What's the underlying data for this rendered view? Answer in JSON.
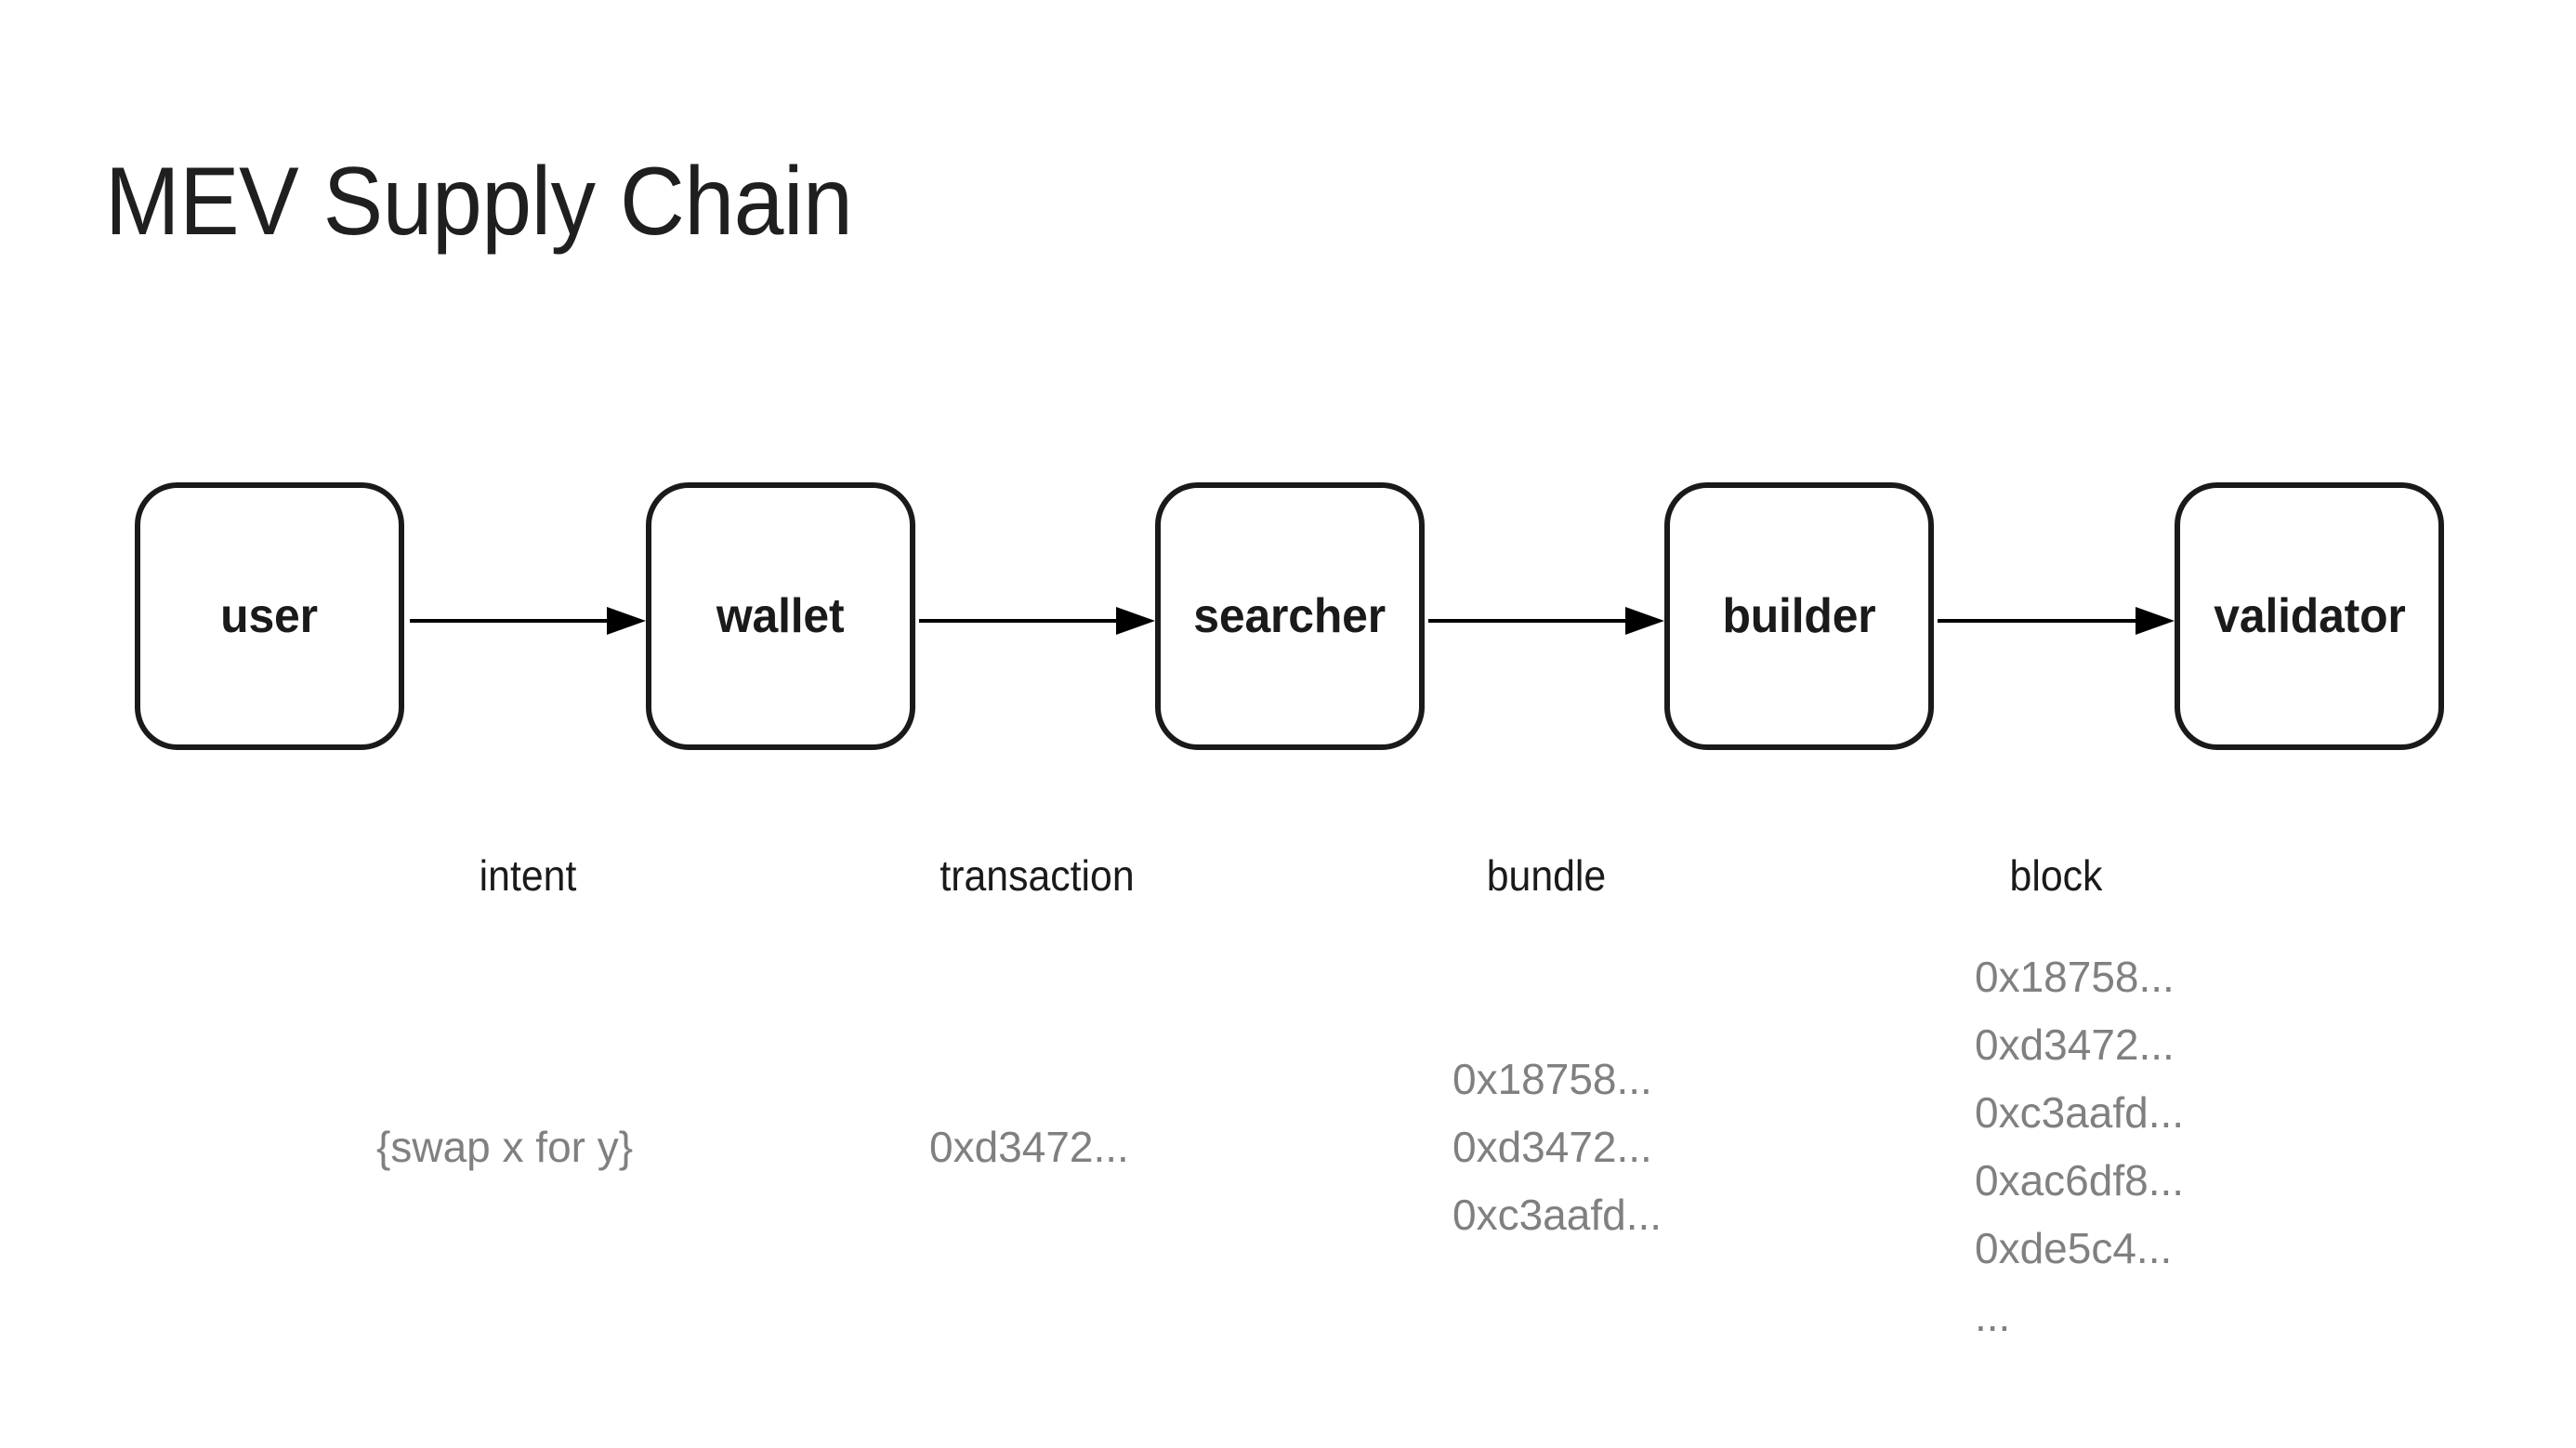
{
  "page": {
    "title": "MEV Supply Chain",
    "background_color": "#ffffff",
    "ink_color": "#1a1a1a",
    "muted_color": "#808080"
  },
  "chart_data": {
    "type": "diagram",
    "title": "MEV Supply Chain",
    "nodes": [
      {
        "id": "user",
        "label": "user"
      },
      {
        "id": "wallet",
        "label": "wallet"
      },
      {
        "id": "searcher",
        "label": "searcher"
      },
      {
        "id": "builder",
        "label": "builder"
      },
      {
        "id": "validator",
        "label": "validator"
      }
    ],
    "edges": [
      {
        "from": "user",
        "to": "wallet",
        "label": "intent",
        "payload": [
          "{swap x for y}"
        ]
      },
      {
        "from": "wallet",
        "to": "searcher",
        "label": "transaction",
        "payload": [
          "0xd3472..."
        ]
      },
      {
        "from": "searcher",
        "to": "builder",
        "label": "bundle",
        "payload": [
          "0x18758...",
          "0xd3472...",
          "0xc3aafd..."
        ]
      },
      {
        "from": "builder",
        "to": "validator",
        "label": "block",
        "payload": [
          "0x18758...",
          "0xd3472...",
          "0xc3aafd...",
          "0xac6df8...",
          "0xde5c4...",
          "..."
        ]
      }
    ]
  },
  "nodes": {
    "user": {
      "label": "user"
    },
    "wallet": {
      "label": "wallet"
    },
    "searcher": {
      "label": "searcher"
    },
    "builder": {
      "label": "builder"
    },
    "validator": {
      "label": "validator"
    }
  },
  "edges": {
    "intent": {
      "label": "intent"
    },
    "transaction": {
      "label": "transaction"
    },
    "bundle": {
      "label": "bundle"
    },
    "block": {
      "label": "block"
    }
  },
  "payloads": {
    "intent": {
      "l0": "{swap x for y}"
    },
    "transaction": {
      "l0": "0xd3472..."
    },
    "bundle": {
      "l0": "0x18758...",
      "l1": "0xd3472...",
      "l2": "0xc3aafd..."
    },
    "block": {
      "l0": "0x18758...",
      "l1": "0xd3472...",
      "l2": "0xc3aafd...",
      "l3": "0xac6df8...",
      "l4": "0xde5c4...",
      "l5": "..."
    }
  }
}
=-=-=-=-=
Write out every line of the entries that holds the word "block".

        "label": "block",
    "block": {
      "label": "block"
    "block": {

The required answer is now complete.